Tuesday, January 19, 2016
The Orlando Eye is a giant Ferris wheel in Orlando, Florida. It carried its first passenger on April 29, 2015 and is one of the newest attractions in Orlando and the largest observation wheel on the East Coast. Special Event planners from around the country had gathered at the Orlando Convention Center. Stacey Paul Barabe organized an event in which planners would go on the Eye and brainstorm ideas on how to improve their industry. About ten people could fit in each capsule and a moderator asked questions to generate feedback and ideas.
In the digital age, it seems that people feel that all ides are in the public domain. One organizer told the horror story of pitching an idea that the client rejected and then they produced the concept on their own. He learned about this theft when they asked him to pitch ideas for another event several years later. The packet he was given had photos of past events and he saw all his creative ideas had been used without consent or payment. The moderator was from England and there the industry is standardized. She was shocked at how little thought is put into public safety at events in the United States. She suggested that architects have a standard where they are paid up front for their time and that Event Planners should do the same. The issues are very much like the problems faced by illustrators today. People love creativity, the just don't want to pay for it.

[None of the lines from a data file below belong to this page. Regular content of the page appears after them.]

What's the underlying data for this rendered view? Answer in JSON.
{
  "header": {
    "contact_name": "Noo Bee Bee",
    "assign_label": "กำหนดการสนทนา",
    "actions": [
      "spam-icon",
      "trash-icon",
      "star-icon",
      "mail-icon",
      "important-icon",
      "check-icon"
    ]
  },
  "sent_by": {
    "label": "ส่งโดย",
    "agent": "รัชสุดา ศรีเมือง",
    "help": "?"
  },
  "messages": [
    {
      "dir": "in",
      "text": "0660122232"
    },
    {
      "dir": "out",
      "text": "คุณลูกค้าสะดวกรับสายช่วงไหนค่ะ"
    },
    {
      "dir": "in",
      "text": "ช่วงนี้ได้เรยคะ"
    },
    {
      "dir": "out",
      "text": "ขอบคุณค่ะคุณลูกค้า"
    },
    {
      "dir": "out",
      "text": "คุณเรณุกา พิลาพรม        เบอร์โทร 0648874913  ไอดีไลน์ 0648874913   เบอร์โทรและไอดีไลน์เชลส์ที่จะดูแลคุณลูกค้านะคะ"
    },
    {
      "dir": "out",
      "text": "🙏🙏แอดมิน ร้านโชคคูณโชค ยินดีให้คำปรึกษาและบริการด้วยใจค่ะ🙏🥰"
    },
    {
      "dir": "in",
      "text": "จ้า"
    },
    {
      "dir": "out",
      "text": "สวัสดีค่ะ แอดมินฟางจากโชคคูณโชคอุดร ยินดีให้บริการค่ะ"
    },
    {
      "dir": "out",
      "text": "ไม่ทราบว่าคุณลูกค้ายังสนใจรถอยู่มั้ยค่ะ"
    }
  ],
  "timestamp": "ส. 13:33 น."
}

We went perhaps a quarter of the way up, when the wheel stopped, and then went in reverse. We guessed that an Event planner in another capsule must have gotten claustrophobic and had to get off. When we were 400 feet up, the meeting was put on hold, so everyone could enjoy the view and take pictures. The Orlando skyline was visible to the North East along with a new roller coaster that looks like the Saint Lewis Arch. Epcot was visible to the South West because of that big sphere but the castle was hard to see. I was told that on a clear day you can see all the way to the space coast. The eye does a full rotation in 20 minutes. That meant that I had to rush the sketch. When you get off, the wheel is still spinning, and you step onto an arched ramp back to the platform. You exit of course through a gift shop. Outside the eye, two women in long flowing blue gowns were balanced on long poles. It was another great sketch opportunity but I needed to get to the Tin Roof to get to work creating back up sketches for the lunch meeting.